Colorado, Oregon, New York and Montana have approved $750 million to support small business investment
WASHINGTON – Today, the U.S. Department of the Treasury announced an additional set of four state plans approved under the State Small Business Credit Initiative (SSBCI) for up to $750 million in funding to expand access to capital for small businesses . Treasury has announced more than $2.25 billion in funding approvals to promote small business growth through SSBCI. The US Rescue Plan reauthorized and expanded the SSBCI, which was originally established in 2010 and was very successful in increasing access to capital for traditionally underserved small businesses and entrepreneurs. The new SSBCI builds on this successful model by providing nearly $10 billion to states, the District of Columbia, territories and tribal governments to increase access to capital and promote entrepreneurship, particularly in traditionally underserved communities as they emerge from the pandemic. SSBCI funding is expected to catalyze up to $10 of private investment for every $1 of SSBCI equity funding, amplifying the effects of this funding and providing small business owners with the resources they need to sustainably grow and thrive. State governments submitted plans to the Treasury on how they will use their SSBCI allocation to provide funding to small businesses, including venture capital programs, loan participation programs, loan guarantee programs, support programs collateral and capital access programs.
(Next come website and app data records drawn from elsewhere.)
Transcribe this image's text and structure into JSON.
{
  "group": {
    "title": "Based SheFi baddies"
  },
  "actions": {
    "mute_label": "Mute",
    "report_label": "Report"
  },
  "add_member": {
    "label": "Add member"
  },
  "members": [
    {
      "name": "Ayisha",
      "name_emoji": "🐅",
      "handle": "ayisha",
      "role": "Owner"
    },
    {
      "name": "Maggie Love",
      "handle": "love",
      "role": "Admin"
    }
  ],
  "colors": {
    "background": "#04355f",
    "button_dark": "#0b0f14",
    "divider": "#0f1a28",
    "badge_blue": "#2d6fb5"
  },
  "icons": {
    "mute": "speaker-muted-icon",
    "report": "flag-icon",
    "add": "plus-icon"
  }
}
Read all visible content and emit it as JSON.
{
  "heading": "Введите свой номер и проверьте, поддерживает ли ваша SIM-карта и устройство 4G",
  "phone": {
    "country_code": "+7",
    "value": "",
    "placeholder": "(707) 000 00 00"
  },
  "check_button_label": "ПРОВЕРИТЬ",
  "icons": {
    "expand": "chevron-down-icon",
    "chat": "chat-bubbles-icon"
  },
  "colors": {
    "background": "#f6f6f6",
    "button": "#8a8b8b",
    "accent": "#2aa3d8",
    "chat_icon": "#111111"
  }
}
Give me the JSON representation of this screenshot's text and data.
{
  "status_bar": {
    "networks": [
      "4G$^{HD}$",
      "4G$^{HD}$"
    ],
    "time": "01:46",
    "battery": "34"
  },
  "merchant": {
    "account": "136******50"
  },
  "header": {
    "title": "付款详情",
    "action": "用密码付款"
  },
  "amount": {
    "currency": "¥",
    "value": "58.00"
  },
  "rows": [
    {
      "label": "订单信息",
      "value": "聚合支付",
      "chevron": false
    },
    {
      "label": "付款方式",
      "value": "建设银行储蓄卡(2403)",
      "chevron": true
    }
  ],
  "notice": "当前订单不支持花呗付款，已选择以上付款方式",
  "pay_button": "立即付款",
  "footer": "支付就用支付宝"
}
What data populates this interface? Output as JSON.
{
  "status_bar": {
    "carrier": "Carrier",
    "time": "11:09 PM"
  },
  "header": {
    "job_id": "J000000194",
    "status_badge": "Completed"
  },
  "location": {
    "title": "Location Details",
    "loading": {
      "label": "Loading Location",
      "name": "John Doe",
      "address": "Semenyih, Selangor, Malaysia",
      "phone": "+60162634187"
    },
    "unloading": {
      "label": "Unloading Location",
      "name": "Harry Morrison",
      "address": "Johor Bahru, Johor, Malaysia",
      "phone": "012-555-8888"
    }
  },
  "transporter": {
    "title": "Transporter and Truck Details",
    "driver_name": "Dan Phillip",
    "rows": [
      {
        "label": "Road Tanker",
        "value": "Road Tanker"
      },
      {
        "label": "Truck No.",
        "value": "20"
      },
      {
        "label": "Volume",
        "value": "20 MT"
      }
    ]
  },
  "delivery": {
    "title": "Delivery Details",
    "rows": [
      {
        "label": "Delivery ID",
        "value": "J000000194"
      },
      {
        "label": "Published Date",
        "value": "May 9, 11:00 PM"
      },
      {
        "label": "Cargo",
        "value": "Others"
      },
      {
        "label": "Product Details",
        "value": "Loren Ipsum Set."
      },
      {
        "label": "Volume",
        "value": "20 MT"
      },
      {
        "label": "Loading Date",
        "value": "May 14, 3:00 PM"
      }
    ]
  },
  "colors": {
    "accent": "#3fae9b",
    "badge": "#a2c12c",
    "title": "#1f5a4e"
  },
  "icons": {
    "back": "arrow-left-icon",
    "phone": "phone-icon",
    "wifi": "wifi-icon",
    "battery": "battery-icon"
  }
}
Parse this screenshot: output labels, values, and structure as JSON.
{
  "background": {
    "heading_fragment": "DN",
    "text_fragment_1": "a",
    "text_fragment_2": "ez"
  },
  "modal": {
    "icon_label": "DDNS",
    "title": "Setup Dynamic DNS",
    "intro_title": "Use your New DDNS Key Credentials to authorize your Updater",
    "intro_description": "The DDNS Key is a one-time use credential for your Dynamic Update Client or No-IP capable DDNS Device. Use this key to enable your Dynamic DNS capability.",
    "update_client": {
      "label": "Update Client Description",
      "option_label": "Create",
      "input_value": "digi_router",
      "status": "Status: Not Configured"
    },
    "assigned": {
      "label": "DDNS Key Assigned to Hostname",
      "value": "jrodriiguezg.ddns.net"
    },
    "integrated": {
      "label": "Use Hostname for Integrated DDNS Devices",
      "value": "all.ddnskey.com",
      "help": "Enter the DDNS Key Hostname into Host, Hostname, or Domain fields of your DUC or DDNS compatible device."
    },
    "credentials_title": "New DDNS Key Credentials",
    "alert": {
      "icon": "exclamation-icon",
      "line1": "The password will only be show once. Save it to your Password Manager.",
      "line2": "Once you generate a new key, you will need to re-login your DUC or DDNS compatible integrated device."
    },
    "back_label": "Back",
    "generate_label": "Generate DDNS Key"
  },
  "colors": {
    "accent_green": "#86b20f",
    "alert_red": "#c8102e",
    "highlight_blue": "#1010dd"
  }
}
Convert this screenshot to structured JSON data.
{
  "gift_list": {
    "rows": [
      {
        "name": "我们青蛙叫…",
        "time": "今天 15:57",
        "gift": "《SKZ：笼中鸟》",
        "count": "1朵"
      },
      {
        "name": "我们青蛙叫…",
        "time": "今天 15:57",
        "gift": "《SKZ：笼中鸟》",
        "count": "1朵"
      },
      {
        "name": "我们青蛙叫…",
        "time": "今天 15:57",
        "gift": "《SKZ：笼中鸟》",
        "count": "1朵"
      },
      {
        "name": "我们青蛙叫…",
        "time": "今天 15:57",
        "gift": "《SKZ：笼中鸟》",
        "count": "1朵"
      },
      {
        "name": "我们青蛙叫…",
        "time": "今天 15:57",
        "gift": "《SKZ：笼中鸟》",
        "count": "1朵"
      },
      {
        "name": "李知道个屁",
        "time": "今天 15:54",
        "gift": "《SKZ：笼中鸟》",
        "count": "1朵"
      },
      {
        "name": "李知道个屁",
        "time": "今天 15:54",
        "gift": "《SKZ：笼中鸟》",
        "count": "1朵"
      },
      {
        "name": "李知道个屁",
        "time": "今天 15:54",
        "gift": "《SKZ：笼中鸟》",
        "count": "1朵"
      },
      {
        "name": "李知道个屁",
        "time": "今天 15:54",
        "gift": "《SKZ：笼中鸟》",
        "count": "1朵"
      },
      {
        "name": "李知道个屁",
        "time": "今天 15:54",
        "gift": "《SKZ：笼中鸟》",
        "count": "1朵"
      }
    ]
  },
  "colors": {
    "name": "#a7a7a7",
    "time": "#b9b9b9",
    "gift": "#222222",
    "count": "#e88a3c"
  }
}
“This is a historic investment in entrepreneurship, small business growth and innovation through the American Rescue Plan that will help reduce barriers to access capital for traditionally underserved communities,” said Treasury Secretary Janet L. Yellen. “I am excited to see how the SSBCI funds will drive equitable economic growth across the country.”
A White House report released in June found that more Americans are starting new businesses than ever before. In 2021, Americans applied to start 5.4 million new businesses – 20% more than any other year on record. It also found that small businesses are creating more jobs than ever before, with businesses with fewer than 50 workers creating 1.9 million jobs in the first three quarters of 2021 – the highest rate of job creation for small businesses ever registered in a single year. Investments made through SSBCI are a key part of the Biden administration’s strategy to sustain this small business boom by expanding access to capital and providing entrepreneurs with the resources they need to succeed. The work that Treasury has done during the implementation process to ensure that SSBCI funds reach traditionally underserved small businesses and entrepreneurs will also be critical to ensuring that the small business boom not only continues, but also continues. uplift communities disproportionately affected by the pandemic. The Treasury intends to continue approving state plans on a permanent basis.
These recipients under the SSBCI program plan to target key industries and small businesses in need of access to capital, including support for underserved businesses seeking contracting opportunities, which aligns with the Biden-Harris Administration’s focus on advancing equity through procurement federal following the passage of the historic Bipartisan Infrastructure Act.
The following descriptions highlight some of the key programs Treasury has approved for these states:
- Colorado, approved for up to $104.7 million, will operate three programs, including a venture capital program, for which it has allocated nearly $60 million. The program expects to invest in two venture capital funds per year for three years to build a diversified seed portfolio of small businesses in need of capital. Colorado has also allocated $35 million to an existing cash collateral support program that enables small businesses and nonprofits to secure loans by pledging a cash deposit as collateral. Additionally, Colorado has set aside $10 million for a loan program aimed at helping Main Street businesses recover from the pandemic.
- Montana, approved for up to $61.3 million, will operate a loan participation program modeled after a successful program in the previous iteration of SSBCI. This new program is designed to significantly increase the number of eligible CDFIs and non-profit local economic development agencies with revolving loan funds (RLFs) that can participate in the program, to obtain a much broader reach to target underserved markets. In addition, this program gives rural and Native American entrepreneurs greater opportunities to create new businesses and expand existing small businesses – creating jobs and economic opportunity in rural Montana counties and Indian Country.
- New York, approved for up to $501.5 million, will operate multiple programs, including an access to capital program, loan guarantee programs, loan participation programs and venture capital programs. For example, New York has allocated over $154 million to a program that provides capital support to small businesses by investing through private venture capital funds and accelerator funds. This program will provide capital support to funds with diverse and emerging managers and teams. Additionally, New York has allocated funding for two programs designed to help small and underserved businesses compete for government contracts, which may include projects funded by the Bipartisan Infrastructure Act. As part of those efforts, New York will expand an existing program that saw a significant majority of its support for potential contractors going to minority- and women-owned businesses.
- Oregon, approved for up to $83.5 million, will operate five programs, including two venture capital programs, for which the state has allocated $30 million. Venture capital programs are designed to invest in funds that need additional capital to launch and scale and to co-invest in companies together with private investors matching the structure and terms of the lead investor. Across its programs, the Oregon plan aims to counter systemic barriers to economic opportunity by providing access to capital in persistently underserved, low- and moderate-income areas and rural communities. Oregon expects these programs to be self-sustaining, providing vital support to Oregon small business now and for the long term.